Now Black is lost! The only move that maintains a slight advantage for Black is 39...Kc8, and moves like 39...Nf3 or 39...Kc7 maintains equality, but the game move fails tactically.
Literally the only move that doesn't lose for White, but not only does it not lose, it wins outright for White! The immediate threat is the fork on g3 and there is no way for Black to save the Knight as it's trapped on the edge of the board.
So Black keeps the Pawn, figuring that even down a piece, the g-pawn is his main trump and must be kept.
41.Bg3+ Kc8 42.Bxh2 Ng5
Of course, Black's goal is to keep the Bishop away from g2, not allowing it to go to f3 or h3 (via g4). The Dark-Squared Bishop on h2 can't harass the Knight as then the Pawn promotes. That said, it's not enough as either the King will arrive in time, or else another tactical error by Black will allow White to get at the Pawn.

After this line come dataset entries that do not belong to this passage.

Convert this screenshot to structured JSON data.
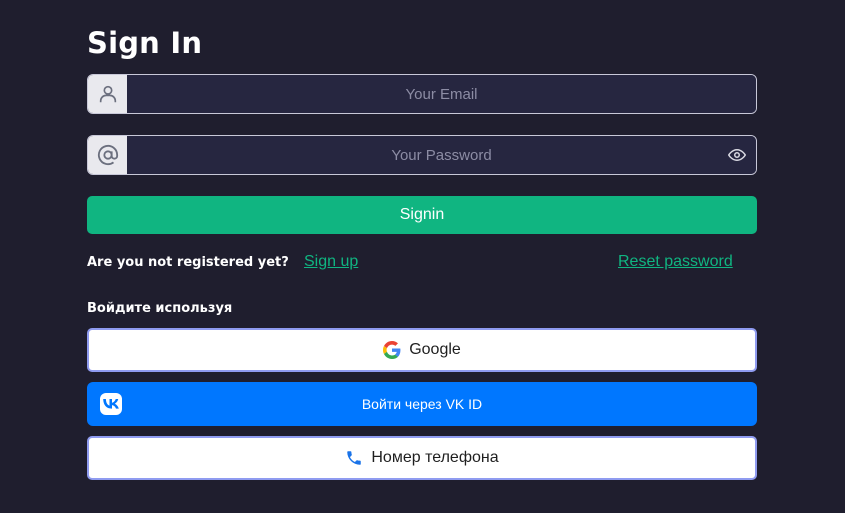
{
  "title": "Sign In",
  "email": {
    "placeholder": "Your Email",
    "icon": "user-icon"
  },
  "password": {
    "placeholder": "Your Password",
    "icon": "at-icon",
    "toggle_icon": "eye-icon"
  },
  "signin_label": "Signin",
  "register": {
    "question": "Are you not registered yet?",
    "signup_link": "Sign up",
    "reset_link": "Reset password"
  },
  "social_heading": "Войдите используя",
  "social": {
    "google_label": "Google",
    "vk_label": "Войти через VK ID",
    "phone_label": "Номер телефона"
  },
  "colors": {
    "background": "#1f1e2e",
    "accent": "#10b581",
    "vk": "#0077ff",
    "social_border": "#8f9bf0"
  }
}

43.Kc2 Kd8 44.Bg4 dxc3 45.Kxc3 b5 46.Bg1
While the White Bishop can't harass the Knight, it can still harass the loose Pawns on the Queenside as the c5- and a7-pawns lie on the same diagonal as the promotion square, which is the main thing that must remain covered, or occupied, as is the case here.
Now, even if White has to give up a Bishop for the g-pawn, the extra Pawn for White gives him a winning position in what would become a Bishop vs Knight endgame with two extra Pawns for White. Turns out, it never gets that far as Black is soon about to move the Knight, which will allow White to get the g-pawn for nothing.
47...Kc7 48.Be3 Nf7
There was no real reason to move this piece as it still can't be taken due to promotion. Now the win is extremely easy for White.
49.Bh3 b4+ 50.Kxb4 cxd3 51.Bxg2 1-0
An ugly game to say the least. Here are the main things to get out of this game:
- When you have an advantage in space, development, and have the better pieces, keep the pieces on and attack. Trading down does nothing but solve the Opponent's problems.
- Even after the Queen trade, keeping up the pressure with the Bishops being active is better than retreating them into passitivity.
- The player with the Bishops should be looking to execute Pawn breaks to further open up the position.
- In the rare case of an endgame featuring 2B vs 2N where the Bishops are inferior, the side with the Knights still has to watch out for tactics and because the Bishops are long-range pieces, it is more about keeping control of certain squares rather than simply trying to race the passed Pawn.
That concludes the coverage of the fourth round. I went into the final round with a score of 2, and actually have a shot at getting money, believe it or not, though it requires a win with Black as I've had three Whites in four games thus far, and coverage of what happens that game is what will come in the next article, which will come under the French Connection series. Till then, good luck in all of your games.